The concept of the Bharatiya nari is a can of worms, says Namita Gokhale
Being a housewife in contemporary India is a tedious task and comes with a new set of pressures, says writer-publisher Namita Gokhale, who also believes that Indian feminists balance and suppress a lot.
"There is the pressure of looking young, slim and beautiful. As one gets older, one has to look younger. It is very hard work to be a Delhi society lady; a minute-by-minute struggle!" Gokhale, who has penned 10 books, said in a recent interview.
The changing society, the Indian political spouse, society, women and oddballs are the spotlight of the 56-year-old writer's new novel, Priya: An Incredible Indyaa, which is a sequel to her first book, Paro: Dreams of Passion.
"The concept of the Bharatiya nari is a can of worms, crawling with contradictions," says Gokhale, known for powerful and interpretative portrayal of women like in Shakuntala: The Play of Memory and In Search of Sita.
"Indian feminists are not like western feminists. They balance their lives, their children's lives and their husbands' lives. And they suppress a lot. What they do for the family cannot be undervalued. The stree charitra (womanhood) has always been a part of our literature. What is a woman and Indian womanhood is reflected in Priya, my new book, and In Search of Sita," Gokhale said.
"While Sita is a book about coping with the stresses of being an Indian woman, Priya has to live up to the expectations of the Bharatiya nari," she said.
A satirical social comment on the high life of the Capital, her new book, published by Penguin India, picks up the threads of some of the important characters in Paro... and puts them in a new context.
The novel traces the roller coaster life of Priya, a girl from India's growing middle class, who works her way up through social and professional ranks to become the wife of an Indian minister, Suresh Kaushal. Priya copes with social vertigo, infidelity, menopause and relationships and learns some vital lessons watching her new friend Poonam chase status, sex and designer shoes.
The novel is also a journey into the layered core of the country's changing economic scenario and the issues politicians strive to unravel in a flurry of five-star dos peopled by networkers, operators, business magnates and social hangers-on.

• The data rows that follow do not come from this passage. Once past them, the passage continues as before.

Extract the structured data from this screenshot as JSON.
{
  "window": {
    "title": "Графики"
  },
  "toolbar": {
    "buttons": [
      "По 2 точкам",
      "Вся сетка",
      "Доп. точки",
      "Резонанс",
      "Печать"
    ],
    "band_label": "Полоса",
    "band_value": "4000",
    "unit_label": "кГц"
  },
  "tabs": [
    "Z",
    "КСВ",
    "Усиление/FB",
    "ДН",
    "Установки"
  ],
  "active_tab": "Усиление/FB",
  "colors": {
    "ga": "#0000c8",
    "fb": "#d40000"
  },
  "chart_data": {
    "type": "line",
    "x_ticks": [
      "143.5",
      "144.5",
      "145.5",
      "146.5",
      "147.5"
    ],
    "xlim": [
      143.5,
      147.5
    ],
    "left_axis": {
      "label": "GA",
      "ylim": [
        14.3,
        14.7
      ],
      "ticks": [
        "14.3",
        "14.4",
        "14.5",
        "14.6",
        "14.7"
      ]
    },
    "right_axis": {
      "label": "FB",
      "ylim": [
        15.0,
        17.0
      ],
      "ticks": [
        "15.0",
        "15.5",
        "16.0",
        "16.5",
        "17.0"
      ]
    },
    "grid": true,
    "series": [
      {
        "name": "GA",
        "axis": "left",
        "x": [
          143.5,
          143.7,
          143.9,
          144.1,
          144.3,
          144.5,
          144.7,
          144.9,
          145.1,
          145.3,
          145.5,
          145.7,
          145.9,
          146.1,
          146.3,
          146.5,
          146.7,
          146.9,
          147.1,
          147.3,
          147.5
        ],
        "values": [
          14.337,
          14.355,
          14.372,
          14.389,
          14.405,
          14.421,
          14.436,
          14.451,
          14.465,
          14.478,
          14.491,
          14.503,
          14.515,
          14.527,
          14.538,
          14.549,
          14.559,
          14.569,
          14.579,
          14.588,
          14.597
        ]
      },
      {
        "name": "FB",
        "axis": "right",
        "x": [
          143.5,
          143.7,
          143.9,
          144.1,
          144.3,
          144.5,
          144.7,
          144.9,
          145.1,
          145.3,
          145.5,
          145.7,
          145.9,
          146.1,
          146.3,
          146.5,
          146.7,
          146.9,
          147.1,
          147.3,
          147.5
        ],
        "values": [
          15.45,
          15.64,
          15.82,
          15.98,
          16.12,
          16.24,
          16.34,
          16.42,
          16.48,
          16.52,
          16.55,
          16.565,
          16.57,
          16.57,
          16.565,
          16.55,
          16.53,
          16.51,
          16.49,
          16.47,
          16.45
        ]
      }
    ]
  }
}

"Life is a tragedy for those who feel and a comedy for those who think. These are the two aspects of my work. Some of my work is sad and tragic — but this book, I have tried to keep it funny," Gokhale said.
Gokhale began scribbling Priya on a notepad on an aeroplane and "was apprehensive" about it.
"I was worried because you are not supposed to criticise. I am bad at jokes — I always forget the punch line. I was not sure whether I would be able to deal with the challenge. Paro was a tough act to follow. I was young then. A lot of the new book comes from a generation I didn't really know. My own bewilderment is, in fact, Priya," she said.
Gokhale feels the novel is also an observation of Delhi as the Capital city.
"Delhi is a city of so many constant contradictions, of cities within cities. But what is surprising is the sense of entitlement that the citizens of Delhi feel, as if the world belongs to them. It is amusing and alarming because the sense of entitlement makes the people so self-absorbed. I have faithfully maintained the Delhi idiom. The Delhi idiom (life) fascinates the rest of India — the rest of India is suspicious of Dilliwallahs," Gokhale said. The writer would not mind turning Priya into a movie if asked by Bollywood.
"I wouldn't be
possessive about the book," she said. The other books of Gokhale,
one of the co-directors of the Jaipur Literature Festival, include works
like Gods, Graves and Grandmothers, The Book of Shadows, The
Book of Shiva and A Himalayan Love Story. —